HOW TO COMPLETE THIS TASK: All lines containing the string "JSON" must be copied from the entries.

RECORDS:
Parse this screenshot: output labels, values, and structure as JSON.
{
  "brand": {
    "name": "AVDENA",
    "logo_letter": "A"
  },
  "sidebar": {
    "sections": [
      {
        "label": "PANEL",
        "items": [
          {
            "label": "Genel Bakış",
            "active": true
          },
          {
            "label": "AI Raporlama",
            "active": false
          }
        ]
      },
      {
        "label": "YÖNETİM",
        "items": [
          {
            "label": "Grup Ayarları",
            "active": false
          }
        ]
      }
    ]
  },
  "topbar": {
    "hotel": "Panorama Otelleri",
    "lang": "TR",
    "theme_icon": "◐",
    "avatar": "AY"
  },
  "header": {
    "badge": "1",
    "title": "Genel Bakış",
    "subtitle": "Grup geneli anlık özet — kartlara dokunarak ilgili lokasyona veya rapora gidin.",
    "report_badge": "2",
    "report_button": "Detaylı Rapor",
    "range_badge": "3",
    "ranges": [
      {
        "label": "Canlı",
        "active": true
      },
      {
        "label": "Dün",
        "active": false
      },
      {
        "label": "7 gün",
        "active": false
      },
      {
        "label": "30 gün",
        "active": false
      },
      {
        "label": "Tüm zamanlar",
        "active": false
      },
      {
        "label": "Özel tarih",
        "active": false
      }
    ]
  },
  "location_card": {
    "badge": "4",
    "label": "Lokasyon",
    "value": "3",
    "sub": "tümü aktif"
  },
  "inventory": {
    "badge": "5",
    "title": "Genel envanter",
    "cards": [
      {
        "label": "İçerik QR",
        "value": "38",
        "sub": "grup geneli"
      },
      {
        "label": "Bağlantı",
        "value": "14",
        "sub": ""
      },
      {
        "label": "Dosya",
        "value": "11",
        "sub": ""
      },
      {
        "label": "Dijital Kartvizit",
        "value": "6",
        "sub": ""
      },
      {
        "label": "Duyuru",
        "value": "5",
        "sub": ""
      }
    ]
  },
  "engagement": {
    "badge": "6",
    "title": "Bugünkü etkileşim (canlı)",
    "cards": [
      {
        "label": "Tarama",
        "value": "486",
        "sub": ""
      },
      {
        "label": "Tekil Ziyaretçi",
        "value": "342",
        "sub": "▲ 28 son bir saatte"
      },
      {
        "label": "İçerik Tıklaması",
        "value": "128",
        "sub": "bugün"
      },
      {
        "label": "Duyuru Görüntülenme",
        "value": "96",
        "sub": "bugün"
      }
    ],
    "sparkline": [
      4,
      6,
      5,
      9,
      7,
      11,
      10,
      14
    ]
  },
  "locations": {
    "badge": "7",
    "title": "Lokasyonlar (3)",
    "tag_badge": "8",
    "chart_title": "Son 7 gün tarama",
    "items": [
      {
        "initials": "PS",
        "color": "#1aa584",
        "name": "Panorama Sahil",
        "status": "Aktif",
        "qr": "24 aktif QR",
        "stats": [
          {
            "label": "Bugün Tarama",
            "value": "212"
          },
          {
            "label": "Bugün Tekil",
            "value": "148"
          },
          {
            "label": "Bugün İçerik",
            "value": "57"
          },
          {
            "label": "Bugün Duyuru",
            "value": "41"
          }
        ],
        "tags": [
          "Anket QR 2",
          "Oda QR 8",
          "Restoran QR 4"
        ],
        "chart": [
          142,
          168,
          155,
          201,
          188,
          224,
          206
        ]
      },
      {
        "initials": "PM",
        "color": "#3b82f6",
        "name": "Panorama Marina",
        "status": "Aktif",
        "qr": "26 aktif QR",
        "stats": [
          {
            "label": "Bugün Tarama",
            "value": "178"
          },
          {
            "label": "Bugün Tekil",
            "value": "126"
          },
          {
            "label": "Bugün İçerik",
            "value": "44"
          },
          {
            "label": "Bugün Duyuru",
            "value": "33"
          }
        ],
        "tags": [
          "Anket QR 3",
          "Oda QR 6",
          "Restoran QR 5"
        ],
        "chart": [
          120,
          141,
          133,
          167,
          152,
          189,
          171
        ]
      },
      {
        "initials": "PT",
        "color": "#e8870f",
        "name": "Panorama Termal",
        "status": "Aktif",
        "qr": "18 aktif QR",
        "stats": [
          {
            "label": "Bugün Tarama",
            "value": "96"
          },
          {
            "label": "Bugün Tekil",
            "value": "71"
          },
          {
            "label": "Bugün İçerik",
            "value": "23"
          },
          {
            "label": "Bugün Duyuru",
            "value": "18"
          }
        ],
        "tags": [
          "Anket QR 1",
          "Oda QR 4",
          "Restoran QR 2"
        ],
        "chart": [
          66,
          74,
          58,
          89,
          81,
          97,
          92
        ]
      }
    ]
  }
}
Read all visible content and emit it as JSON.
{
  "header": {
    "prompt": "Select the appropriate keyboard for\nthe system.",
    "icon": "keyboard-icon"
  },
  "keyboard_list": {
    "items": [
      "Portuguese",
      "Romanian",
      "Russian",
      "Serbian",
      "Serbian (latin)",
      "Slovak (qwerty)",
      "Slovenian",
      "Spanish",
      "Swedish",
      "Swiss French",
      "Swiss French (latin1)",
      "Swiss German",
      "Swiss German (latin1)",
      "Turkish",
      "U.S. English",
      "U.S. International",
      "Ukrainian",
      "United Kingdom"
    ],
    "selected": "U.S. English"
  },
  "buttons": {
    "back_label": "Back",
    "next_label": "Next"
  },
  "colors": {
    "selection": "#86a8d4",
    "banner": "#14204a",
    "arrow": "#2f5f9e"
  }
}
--
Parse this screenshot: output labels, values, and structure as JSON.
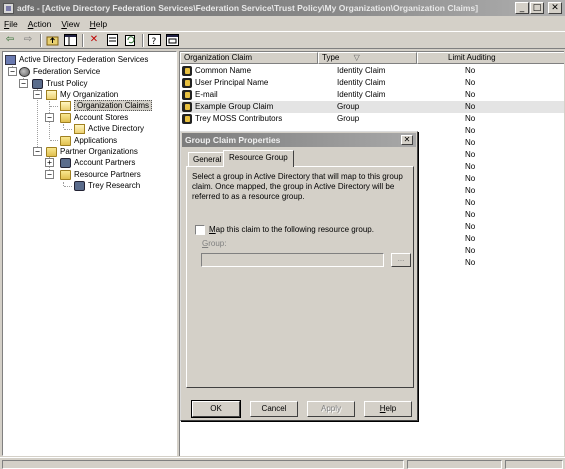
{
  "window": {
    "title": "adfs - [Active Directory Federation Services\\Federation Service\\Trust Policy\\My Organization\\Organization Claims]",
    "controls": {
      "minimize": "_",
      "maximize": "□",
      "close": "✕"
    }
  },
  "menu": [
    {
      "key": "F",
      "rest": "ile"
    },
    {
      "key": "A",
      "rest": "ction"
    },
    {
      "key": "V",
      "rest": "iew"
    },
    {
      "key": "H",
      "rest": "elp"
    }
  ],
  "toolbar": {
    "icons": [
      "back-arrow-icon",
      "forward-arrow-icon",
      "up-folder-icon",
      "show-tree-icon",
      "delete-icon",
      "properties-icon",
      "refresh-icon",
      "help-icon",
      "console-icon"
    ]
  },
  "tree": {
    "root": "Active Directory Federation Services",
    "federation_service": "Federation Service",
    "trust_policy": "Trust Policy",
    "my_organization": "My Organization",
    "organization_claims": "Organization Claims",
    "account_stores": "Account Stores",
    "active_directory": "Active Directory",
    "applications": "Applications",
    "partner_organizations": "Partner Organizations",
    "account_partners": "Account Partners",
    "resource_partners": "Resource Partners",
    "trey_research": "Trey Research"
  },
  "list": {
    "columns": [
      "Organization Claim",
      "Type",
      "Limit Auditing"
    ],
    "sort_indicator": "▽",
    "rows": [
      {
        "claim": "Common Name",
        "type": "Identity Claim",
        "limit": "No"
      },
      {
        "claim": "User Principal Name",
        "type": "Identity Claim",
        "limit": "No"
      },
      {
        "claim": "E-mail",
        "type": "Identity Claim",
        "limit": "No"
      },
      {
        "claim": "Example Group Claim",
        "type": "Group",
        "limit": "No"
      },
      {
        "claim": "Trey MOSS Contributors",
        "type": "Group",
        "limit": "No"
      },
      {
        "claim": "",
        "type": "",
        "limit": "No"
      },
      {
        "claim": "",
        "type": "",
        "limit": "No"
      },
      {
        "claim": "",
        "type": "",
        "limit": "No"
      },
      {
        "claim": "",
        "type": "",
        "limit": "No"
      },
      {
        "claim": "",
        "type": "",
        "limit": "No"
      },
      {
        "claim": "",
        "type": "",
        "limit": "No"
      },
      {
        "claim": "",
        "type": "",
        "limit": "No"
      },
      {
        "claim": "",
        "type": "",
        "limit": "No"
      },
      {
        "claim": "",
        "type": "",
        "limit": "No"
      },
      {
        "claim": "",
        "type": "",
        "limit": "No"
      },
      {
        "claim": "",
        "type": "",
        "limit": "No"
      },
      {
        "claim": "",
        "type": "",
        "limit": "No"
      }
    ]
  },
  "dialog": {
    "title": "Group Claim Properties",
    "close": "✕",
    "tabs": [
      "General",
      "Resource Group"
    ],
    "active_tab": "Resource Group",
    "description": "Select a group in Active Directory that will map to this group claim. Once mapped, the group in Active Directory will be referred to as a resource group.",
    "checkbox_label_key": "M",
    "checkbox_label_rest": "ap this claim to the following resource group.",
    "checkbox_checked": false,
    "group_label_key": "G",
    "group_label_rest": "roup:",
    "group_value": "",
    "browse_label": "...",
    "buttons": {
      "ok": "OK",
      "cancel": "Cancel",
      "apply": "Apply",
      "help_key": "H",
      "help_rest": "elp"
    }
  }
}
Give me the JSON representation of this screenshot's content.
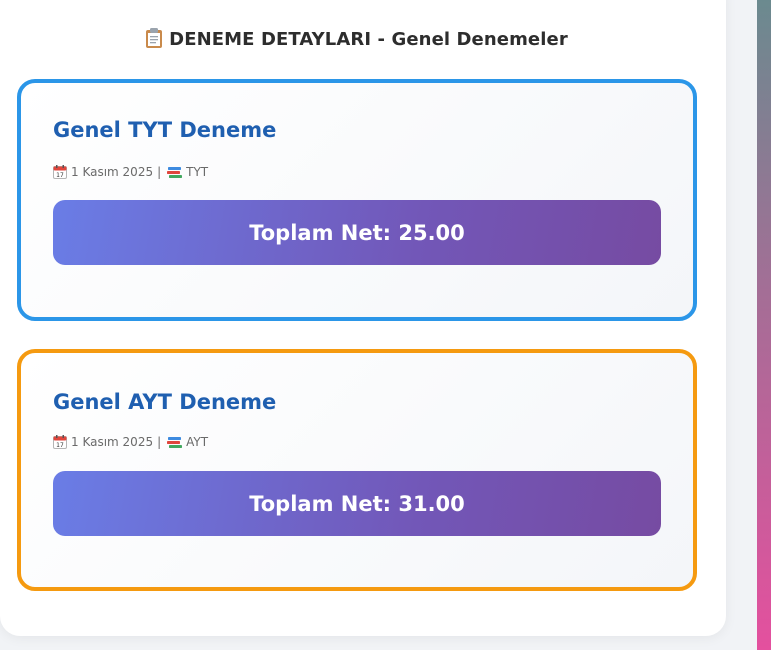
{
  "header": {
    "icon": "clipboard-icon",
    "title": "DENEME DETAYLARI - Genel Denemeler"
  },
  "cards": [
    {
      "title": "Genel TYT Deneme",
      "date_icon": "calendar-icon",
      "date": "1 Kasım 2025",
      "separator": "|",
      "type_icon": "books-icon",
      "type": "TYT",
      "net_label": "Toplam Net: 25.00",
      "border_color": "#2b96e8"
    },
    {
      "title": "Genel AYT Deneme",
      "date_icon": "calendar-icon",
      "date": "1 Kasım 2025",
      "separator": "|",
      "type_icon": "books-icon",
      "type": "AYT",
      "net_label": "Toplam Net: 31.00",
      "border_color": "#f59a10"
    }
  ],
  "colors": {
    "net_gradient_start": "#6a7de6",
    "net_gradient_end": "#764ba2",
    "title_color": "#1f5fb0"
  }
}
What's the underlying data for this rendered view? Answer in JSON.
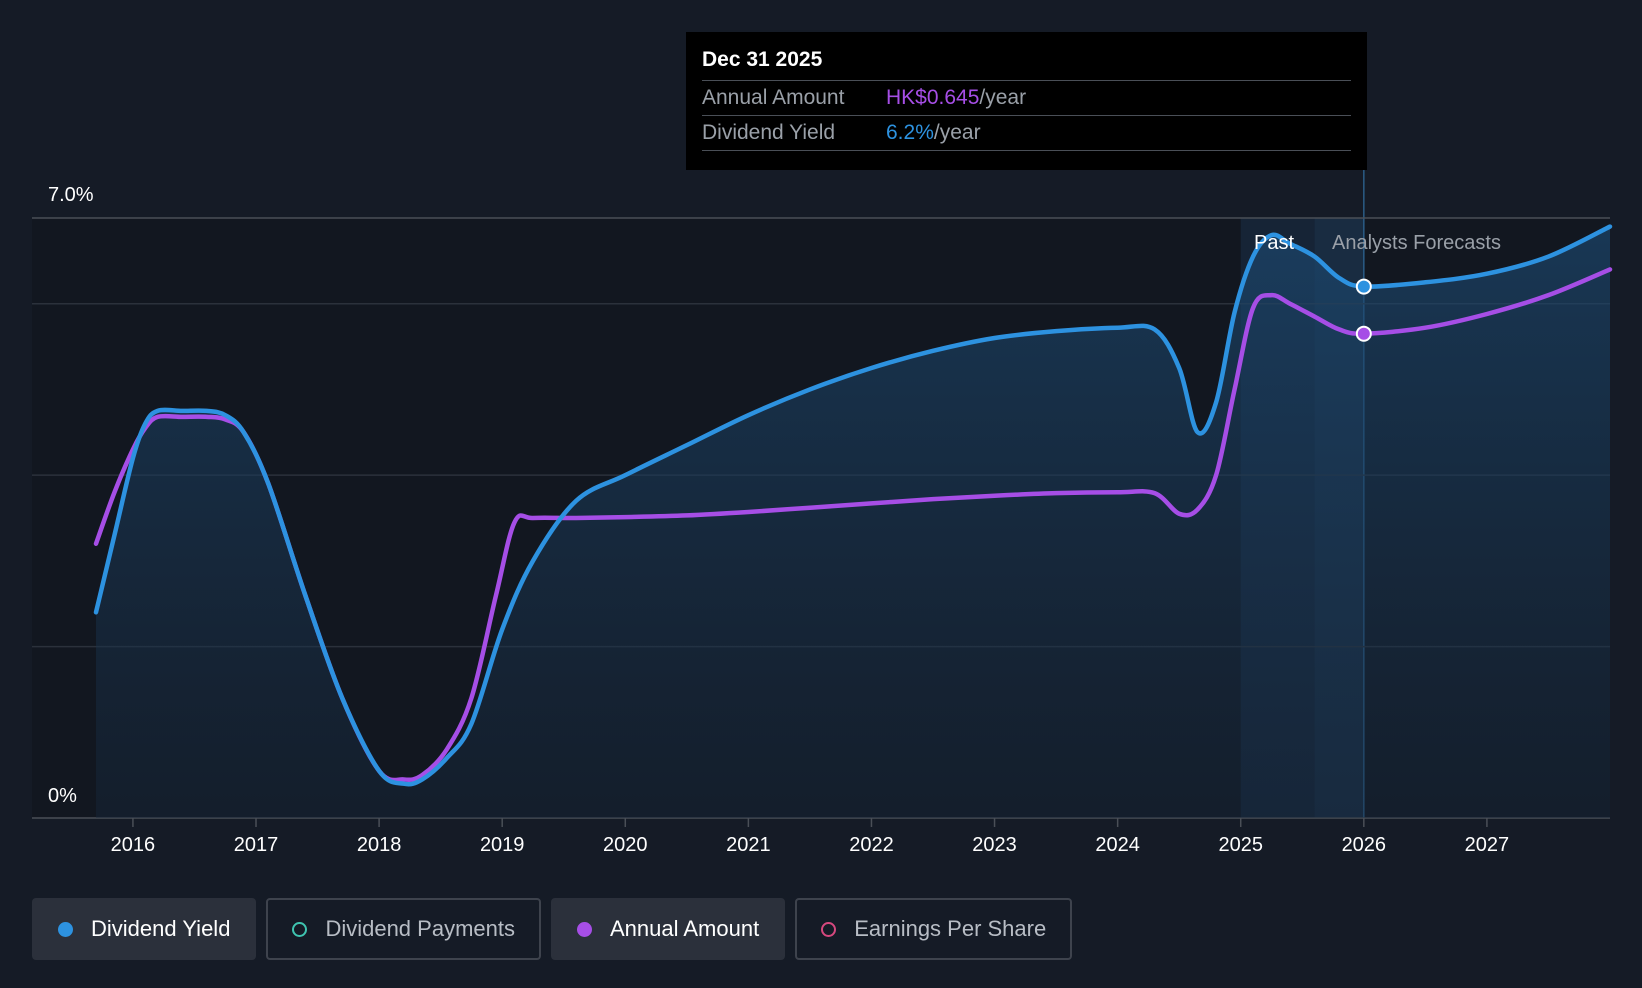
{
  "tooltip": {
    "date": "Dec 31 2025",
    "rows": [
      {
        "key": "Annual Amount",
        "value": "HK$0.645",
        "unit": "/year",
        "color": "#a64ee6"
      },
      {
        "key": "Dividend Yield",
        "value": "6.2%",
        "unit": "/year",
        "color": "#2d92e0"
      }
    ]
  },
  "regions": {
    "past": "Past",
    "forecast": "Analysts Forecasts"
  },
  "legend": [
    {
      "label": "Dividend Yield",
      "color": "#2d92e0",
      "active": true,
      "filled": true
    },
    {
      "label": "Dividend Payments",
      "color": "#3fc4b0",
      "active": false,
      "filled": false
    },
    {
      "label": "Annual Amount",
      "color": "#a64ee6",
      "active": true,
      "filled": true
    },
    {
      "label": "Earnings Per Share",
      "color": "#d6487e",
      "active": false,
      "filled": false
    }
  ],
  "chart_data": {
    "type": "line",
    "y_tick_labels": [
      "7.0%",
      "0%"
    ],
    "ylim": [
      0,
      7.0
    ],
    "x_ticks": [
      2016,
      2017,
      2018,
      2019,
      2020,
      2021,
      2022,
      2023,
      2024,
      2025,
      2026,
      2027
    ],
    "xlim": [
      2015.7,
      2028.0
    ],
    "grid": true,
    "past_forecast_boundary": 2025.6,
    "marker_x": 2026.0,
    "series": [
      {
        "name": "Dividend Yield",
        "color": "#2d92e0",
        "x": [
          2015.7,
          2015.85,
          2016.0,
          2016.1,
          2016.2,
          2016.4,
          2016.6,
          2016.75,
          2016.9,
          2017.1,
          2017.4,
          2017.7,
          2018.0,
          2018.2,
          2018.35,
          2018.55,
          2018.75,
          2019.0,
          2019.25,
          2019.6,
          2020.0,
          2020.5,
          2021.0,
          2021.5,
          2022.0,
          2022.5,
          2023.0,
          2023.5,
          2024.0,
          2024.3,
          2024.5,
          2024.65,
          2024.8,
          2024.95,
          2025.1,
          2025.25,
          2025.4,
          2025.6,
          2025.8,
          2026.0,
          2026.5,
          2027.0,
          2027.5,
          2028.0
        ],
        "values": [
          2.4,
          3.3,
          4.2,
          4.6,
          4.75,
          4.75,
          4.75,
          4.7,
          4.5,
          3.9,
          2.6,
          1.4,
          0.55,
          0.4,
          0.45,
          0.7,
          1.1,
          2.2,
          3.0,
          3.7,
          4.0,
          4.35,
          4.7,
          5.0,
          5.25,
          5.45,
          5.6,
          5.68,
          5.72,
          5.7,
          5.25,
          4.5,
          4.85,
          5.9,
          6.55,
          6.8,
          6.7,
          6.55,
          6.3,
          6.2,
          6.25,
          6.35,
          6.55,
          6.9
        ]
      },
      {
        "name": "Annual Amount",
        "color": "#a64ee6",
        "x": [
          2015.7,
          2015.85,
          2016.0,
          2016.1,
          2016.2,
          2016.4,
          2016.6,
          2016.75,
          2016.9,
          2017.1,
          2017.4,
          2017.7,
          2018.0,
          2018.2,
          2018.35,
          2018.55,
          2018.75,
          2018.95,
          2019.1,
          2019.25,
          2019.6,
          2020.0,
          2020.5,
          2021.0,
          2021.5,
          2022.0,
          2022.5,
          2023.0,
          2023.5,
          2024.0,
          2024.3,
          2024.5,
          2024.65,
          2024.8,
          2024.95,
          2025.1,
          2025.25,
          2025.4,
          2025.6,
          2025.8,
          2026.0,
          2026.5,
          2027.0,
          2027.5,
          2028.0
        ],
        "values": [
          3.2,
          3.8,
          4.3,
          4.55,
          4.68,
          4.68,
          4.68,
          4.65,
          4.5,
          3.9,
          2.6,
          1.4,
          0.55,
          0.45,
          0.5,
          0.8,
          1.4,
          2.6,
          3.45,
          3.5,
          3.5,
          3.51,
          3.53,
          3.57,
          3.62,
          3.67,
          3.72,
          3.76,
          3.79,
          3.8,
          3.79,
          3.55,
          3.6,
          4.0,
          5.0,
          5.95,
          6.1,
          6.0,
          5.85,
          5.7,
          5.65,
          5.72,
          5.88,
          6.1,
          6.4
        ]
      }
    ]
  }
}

ANSWER BOX:
Parse this screenshot: output labels, values, and structure as JSON.
Read all visible content and emit it as JSON.
Parse this screenshot: output labels, values, and structure as JSON.
Give me the JSON representation of this screenshot's content.
What's the underlying data for this rendered view? Answer in JSON.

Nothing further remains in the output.